The Underground Passage from Robinson’s Arch to Siloam Pool

Work by Prof. Ronnie Reich of Haifa University and Eli Shukron of the IAA has continued on this amazing underground passageway and the sewer that ran below it, where a Roman sword and a tiny golden bell were found recently. The excavators have now been able to continue their exploration right up to the Herodian retaining wall of the Temple Mount (the Haram es-Sharif) and have uncovered the stepped foundations that underlie the massive ashlars of the wall, near to its maximum height of over 40 metres at the south-west corner, where it rises from the bedrock of the Tyropaean Valley. The discovery of the base of the wall attracted enormous interest and the site was visited by the Mayor of Jerusalem and other important dignitaries and politicians, who were reported to have been seen weeping at the wonder of the exposed foundations of the retaining wall to what is, for Jews, their holiest site. It is hoped that the site can be prepared for public viewing in the near future. It will certainly be interesting to see how Herod’s engineers coped with the problem of founding their huge walls on the naturally irregular bedrock of the mountain.

Corpus of Graffiti  Inscriptions

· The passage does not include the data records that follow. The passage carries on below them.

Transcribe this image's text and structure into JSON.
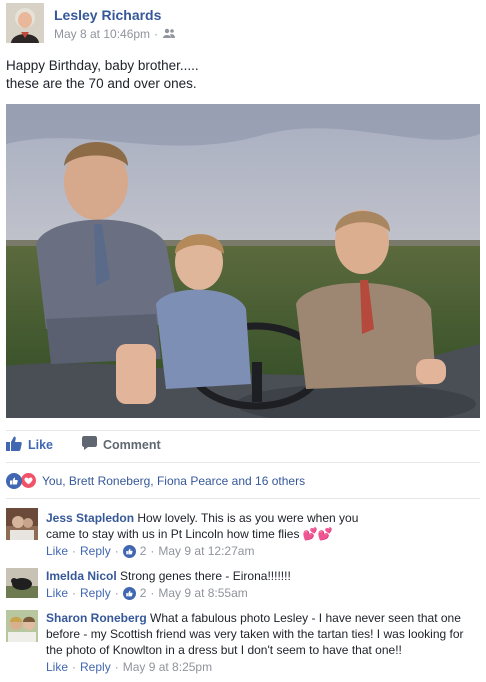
{
  "post": {
    "author": "Lesley Richards",
    "timestamp": "May 8 at 10:46pm",
    "separator": "·",
    "audience_icon": "friends-icon",
    "text": "Happy Birthday, baby brother.....\nthese are the 70 and over ones."
  },
  "actions": {
    "like_label": "Like",
    "comment_label": "Comment"
  },
  "reactions": {
    "summary": "You, Brett Roneberg, Fiona Pearce and 16 others",
    "icons": [
      "like-reaction-icon",
      "love-reaction-icon"
    ]
  },
  "comments": [
    {
      "name": "Jess Stapledon",
      "text": "How lovely. This is as you were when you came to stay with us in Pt Lincoln how time flies",
      "emoji": "💕💕",
      "like": "Like",
      "reply": "Reply",
      "likes": "2",
      "time": "May 9 at 12:27am"
    },
    {
      "name": "Imelda Nicol",
      "text": "Strong genes there - Eirona!!!!!!!",
      "like": "Like",
      "reply": "Reply",
      "likes": "2",
      "time": "May 9 at 8:55am"
    },
    {
      "name": "Sharon Roneberg",
      "text": "What a fabulous photo Lesley - I have never seen that one before - my Scottish friend was very taken with the tartan ties! I was looking for the photo of Knowlton in a dress but I don't seem to have that one!!",
      "like": "Like",
      "reply": "Reply",
      "time": "May 9 at 8:25pm"
    }
  ],
  "colors": {
    "link_blue": "#365899",
    "action_blue": "#4267b2",
    "meta_gray": "#90949c",
    "love_red": "#f25268"
  }
}
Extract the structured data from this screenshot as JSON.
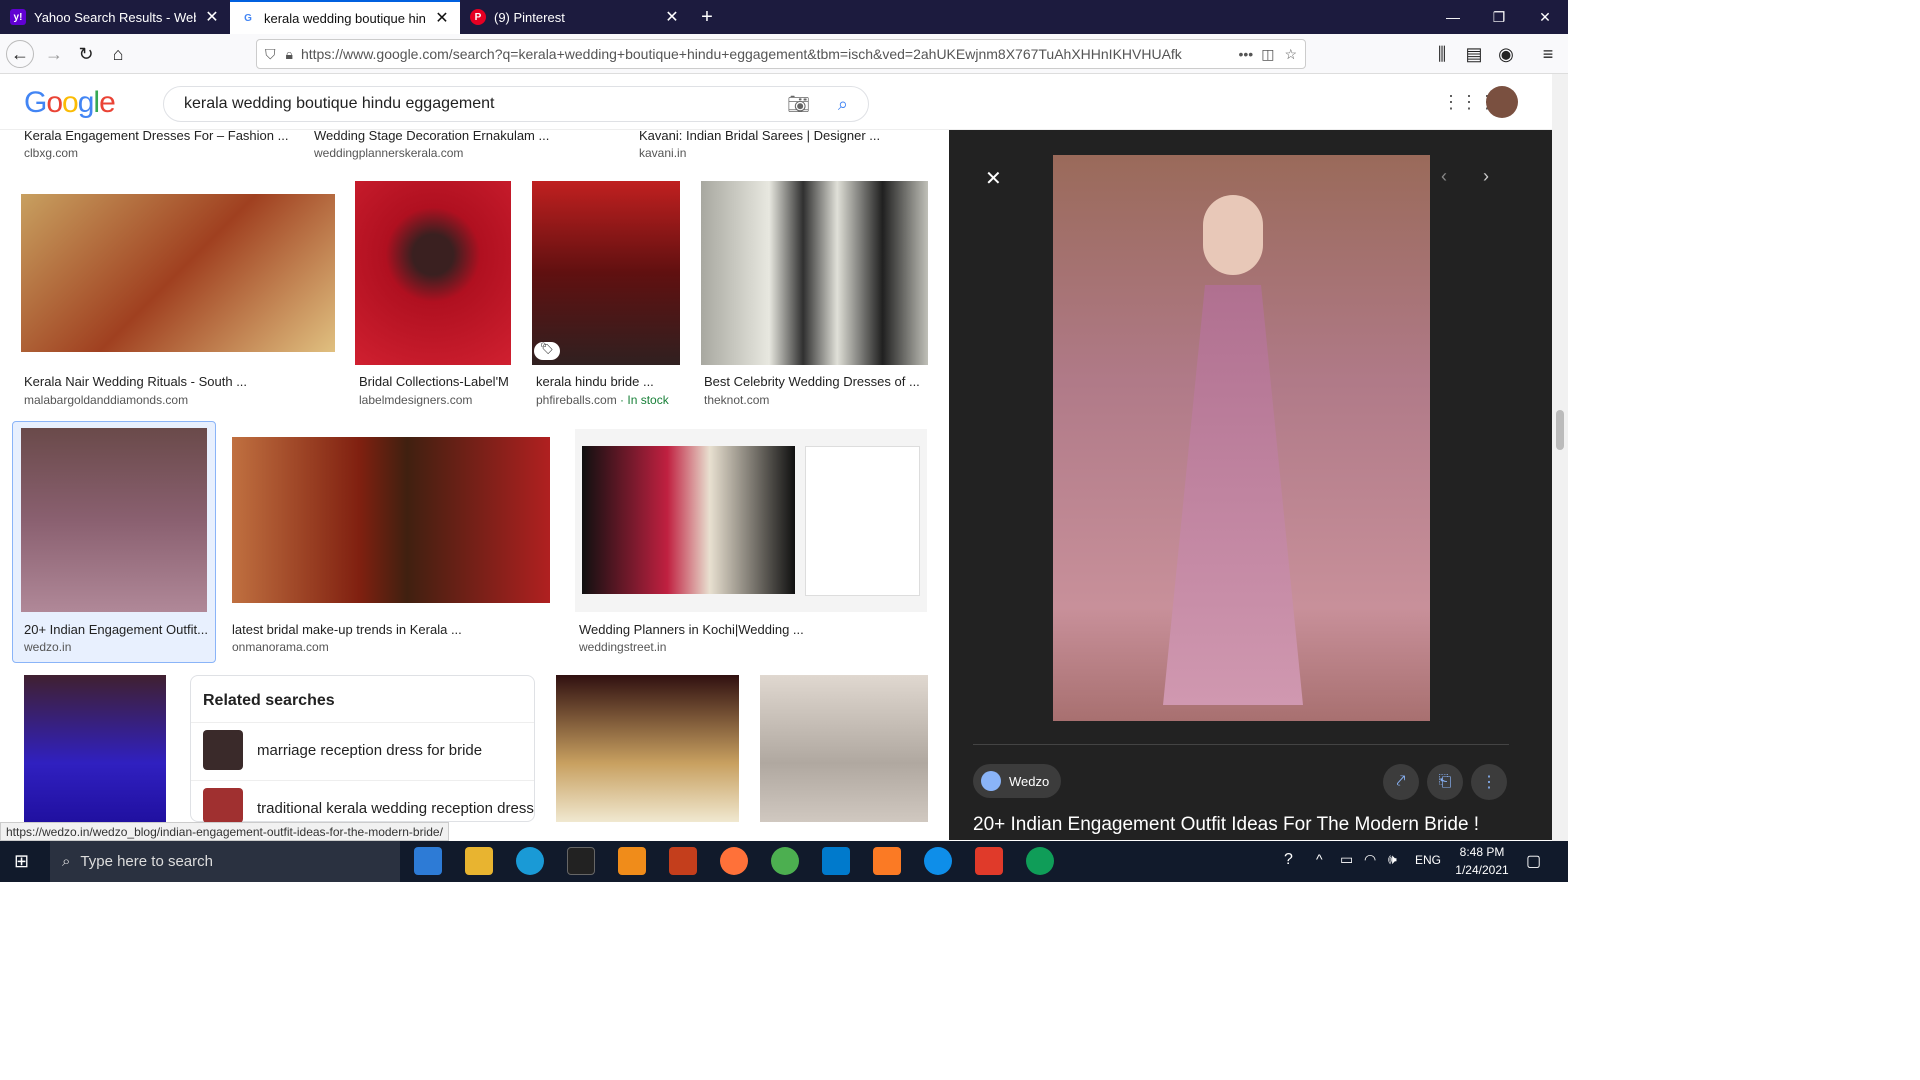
{
  "tabs": [
    {
      "title": "Yahoo Search Results - Web sea",
      "favicon": "y!"
    },
    {
      "title": "kerala wedding boutique hindu",
      "favicon": "G"
    },
    {
      "title": "(9) Pinterest",
      "favicon": "P"
    }
  ],
  "url": "https://www.google.com/search?q=kerala+wedding+boutique+hindu+eggagement&tbm=isch&ved=2ahUKEwjnm8X767TuAhXHHnIKHVHUAfk",
  "search": {
    "query": "kerala wedding boutique hindu eggagement"
  },
  "logo": "Google",
  "top_row": [
    {
      "title": "Kerala Engagement Dresses For – Fashion ...",
      "source": "clbxg.com"
    },
    {
      "title": "Wedding Stage Decoration Ernakulam ...",
      "source": "weddingplannerskerala.com"
    },
    {
      "title": "Kavani: Indian Bridal Sarees | Designer ...",
      "source": "kavani.in"
    }
  ],
  "row2": [
    {
      "title": "Kerala Nair Wedding Rituals - South ...",
      "source": "malabargoldanddiamonds.com",
      "color": "#b0703a"
    },
    {
      "title": "Bridal Collections-Label'M",
      "source": "labelmdesigners.com",
      "color": "#c0202a"
    },
    {
      "title": "kerala hindu bride ...",
      "source": "phfireballs.com",
      "stock": "· In stock",
      "color": "#9a2a20"
    },
    {
      "title": "Best Celebrity Wedding Dresses of ...",
      "source": "theknot.com",
      "color": "#8a8a80"
    }
  ],
  "row3": [
    {
      "title": "20+ Indian Engagement Outfit...",
      "source": "wedzo.in",
      "color": "#8a5a6a"
    },
    {
      "title": "latest bridal make-up trends in Kerala ...",
      "source": "onmanorama.com",
      "color": "#8a2a1a"
    },
    {
      "title": "Wedding Planners in Kochi|Wedding ...",
      "source": "weddingstreet.in",
      "color": "#2a2a2a"
    }
  ],
  "related": {
    "heading": "Related searches",
    "items": [
      "marriage reception dress for bride",
      "traditional kerala wedding reception dress"
    ]
  },
  "panel": {
    "site": "Wedzo",
    "title": "20+ Indian Engagement Outfit Ideas For The Modern Bride !",
    "image_color": "#b07a88"
  },
  "status_url": "https://wedzo.in/wedzo_blog/indian-engagement-outfit-ideas-for-the-modern-bride/",
  "taskbar": {
    "search_placeholder": "Type here to search",
    "lang": "ENG",
    "time": "8:48 PM",
    "date": "1/24/2021"
  }
}
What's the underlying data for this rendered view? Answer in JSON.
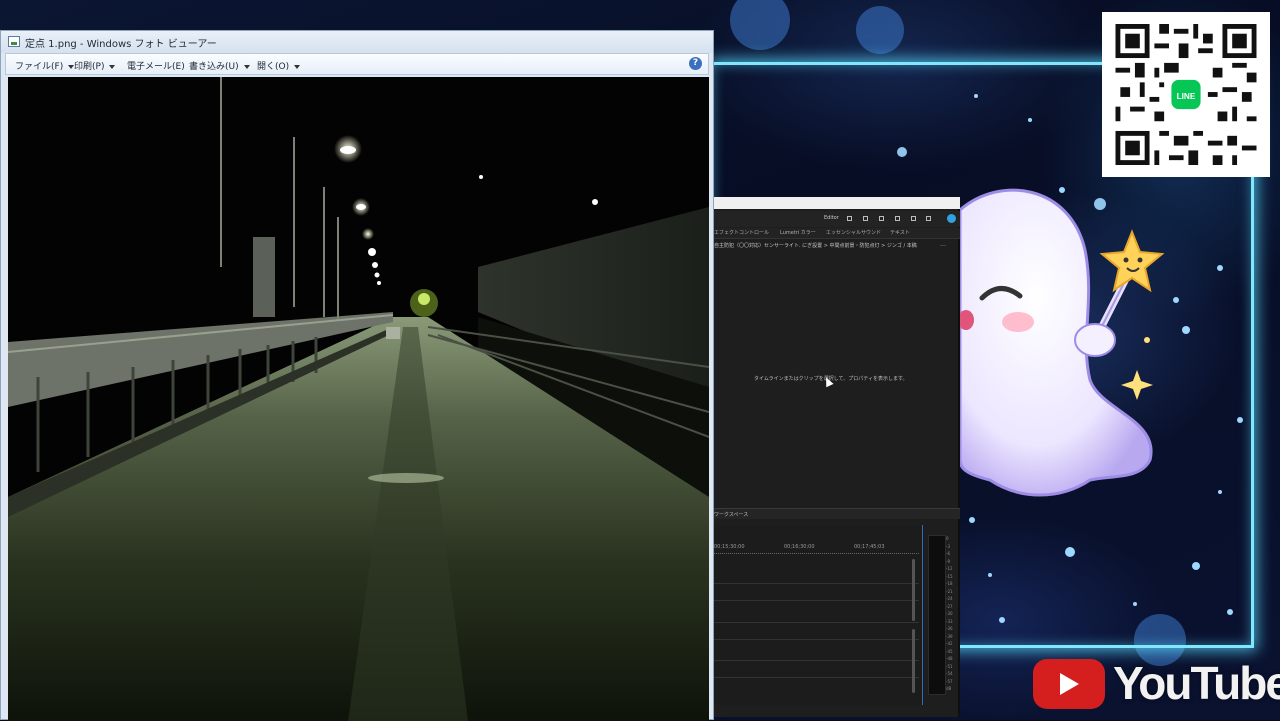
{
  "photo_viewer": {
    "title": "定点 1.png - Windows フォト ビューアー",
    "menu": [
      {
        "label": "ファイル(F)",
        "has_dropdown": true
      },
      {
        "label": "印刷(P)",
        "has_dropdown": true
      },
      {
        "label": "電子メール(E)",
        "has_dropdown": false
      },
      {
        "label": "書き込み(U)",
        "has_dropdown": true
      },
      {
        "label": "開く(O)",
        "has_dropdown": true
      }
    ],
    "help_label": "?"
  },
  "editor": {
    "workspace_label": "Editor",
    "tabs": [
      "エフェクトコントロール",
      "Lumetri カラー",
      "エッセンシャルサウンド",
      "テキスト"
    ],
    "path": "自主防犯（〇〇対応）センサーライト. にぎ設置 > 中間点前景・防犯点灯 > ジンゴ / 本稿",
    "more": "…",
    "message": "タイムラインまたはクリップを選択して、プロパティを表示します。",
    "timeline_label": "ワークスペース",
    "timecodes": [
      "00;15;30;00",
      "00;16;30;00",
      "00;17;45;03"
    ],
    "meter_ticks": [
      "0",
      "-3",
      "-6",
      "-9",
      "-12",
      "-15",
      "-18",
      "-21",
      "-24",
      "-27",
      "-30",
      "-33",
      "-36",
      "-39",
      "-42",
      "-45",
      "-48",
      "-51",
      "-54",
      "-57",
      "dB"
    ]
  },
  "overlay": {
    "youtube_text": "YouTube",
    "line_label": "LINE"
  },
  "colors": {
    "frame_glow": "#7fe8ff",
    "youtube_red": "#d51e1e",
    "line_green": "#06c755"
  }
}
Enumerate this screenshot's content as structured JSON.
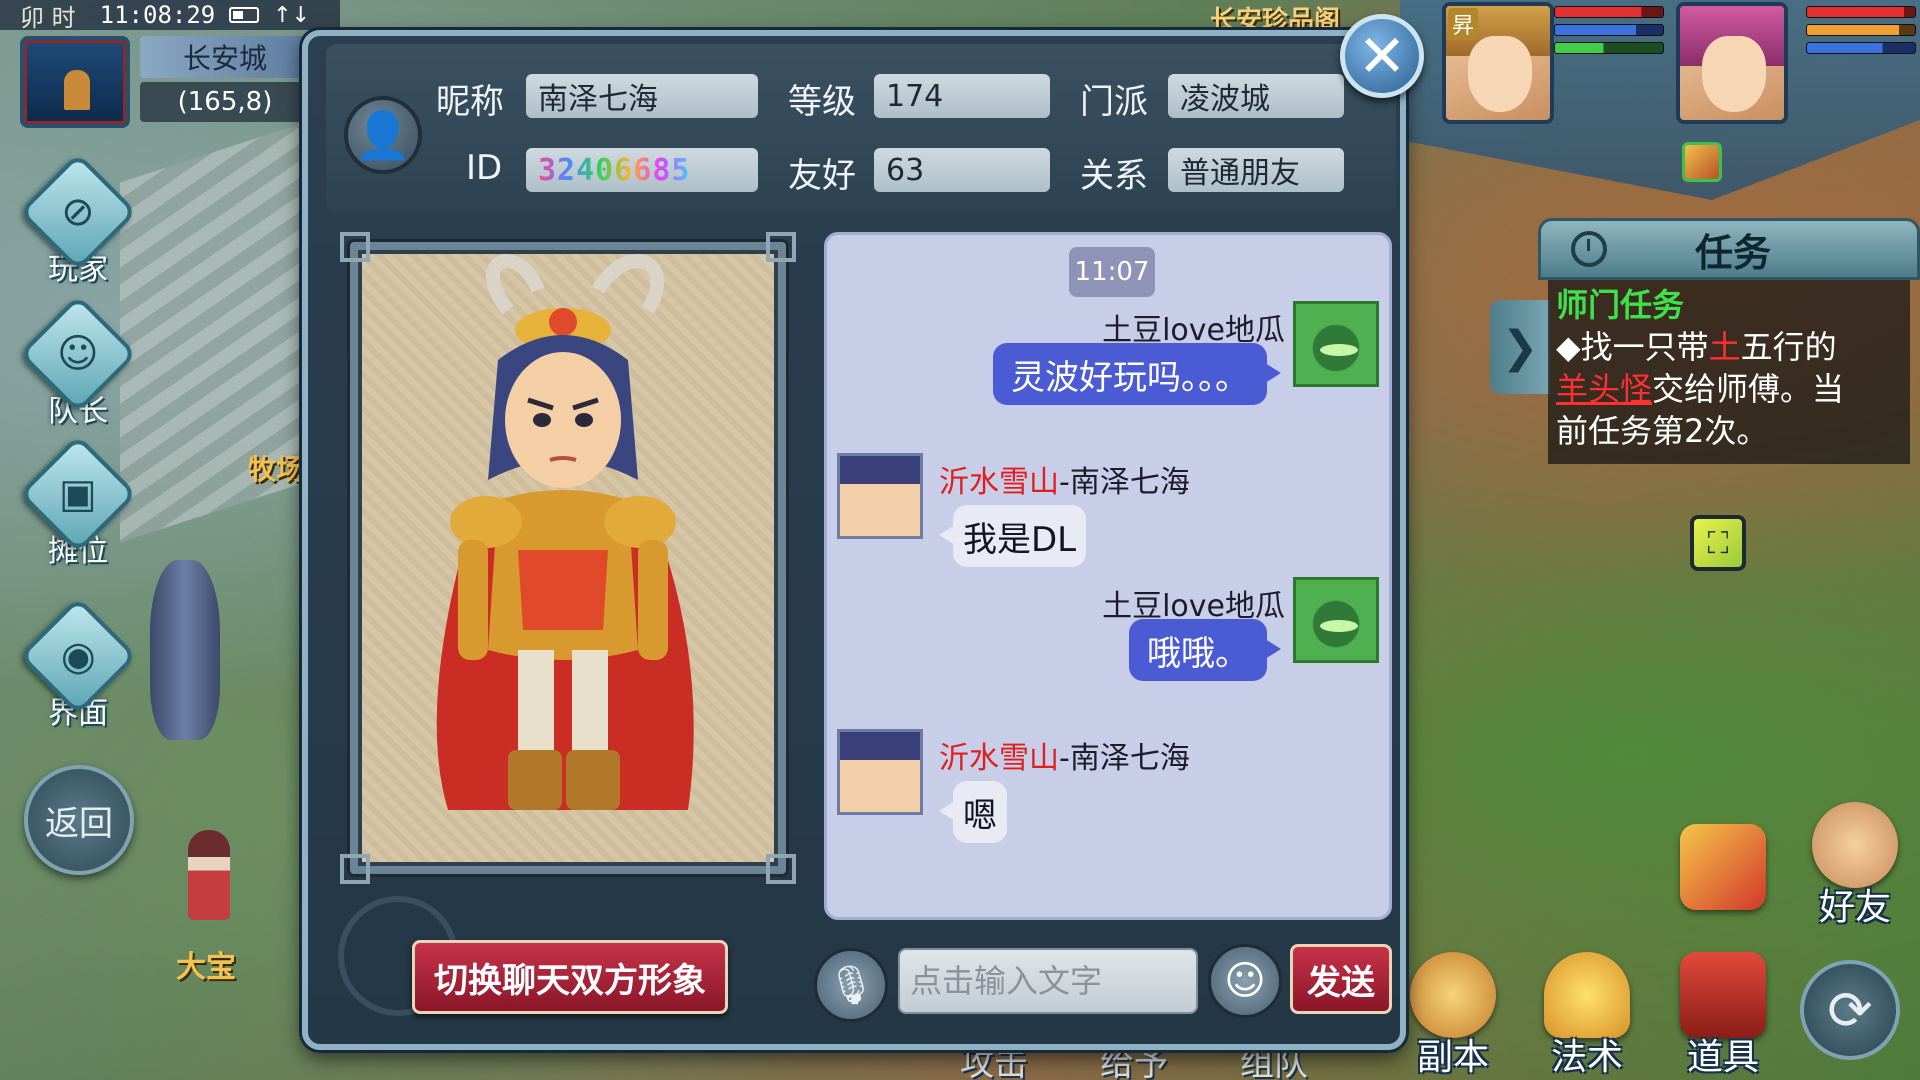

Over the years individual explorers have come across graffiti scratched into cave walls and other rough surfaces in many different places and languages. It is now the intention to publish all the known and readable ones that have been found in Israel over many years by several different scholars.  Prof. Jonathan Price of Tel Aviv Classics Department says the study of these casual writings has been neglected so far but their importance has now been recognised and the Corpus will be of great interest to historians.  The graffiti so far known are dated from the 4th century BCE, the early Hellenistic period, to the early Islamic age of 7th century CE and the Corpus is likely to contain 13,000 items in over ten languages. Some examples are the Greek name “Christo” found on limestone walls in the Judean hills, the Jewish family name “Sh-ph-n” (“rabbit”) found in a first century CE burial cave, and the name “Yonatan” in another burial cave. Many scrawls were found in the extended caves used by the Jewish population to hide from the Romans during the Jewish Revolts of 66 and 135 CE. some of which have still to be deciphered.

Stephen G. Rosenberg

W.F. Albright Institute, Jerusalem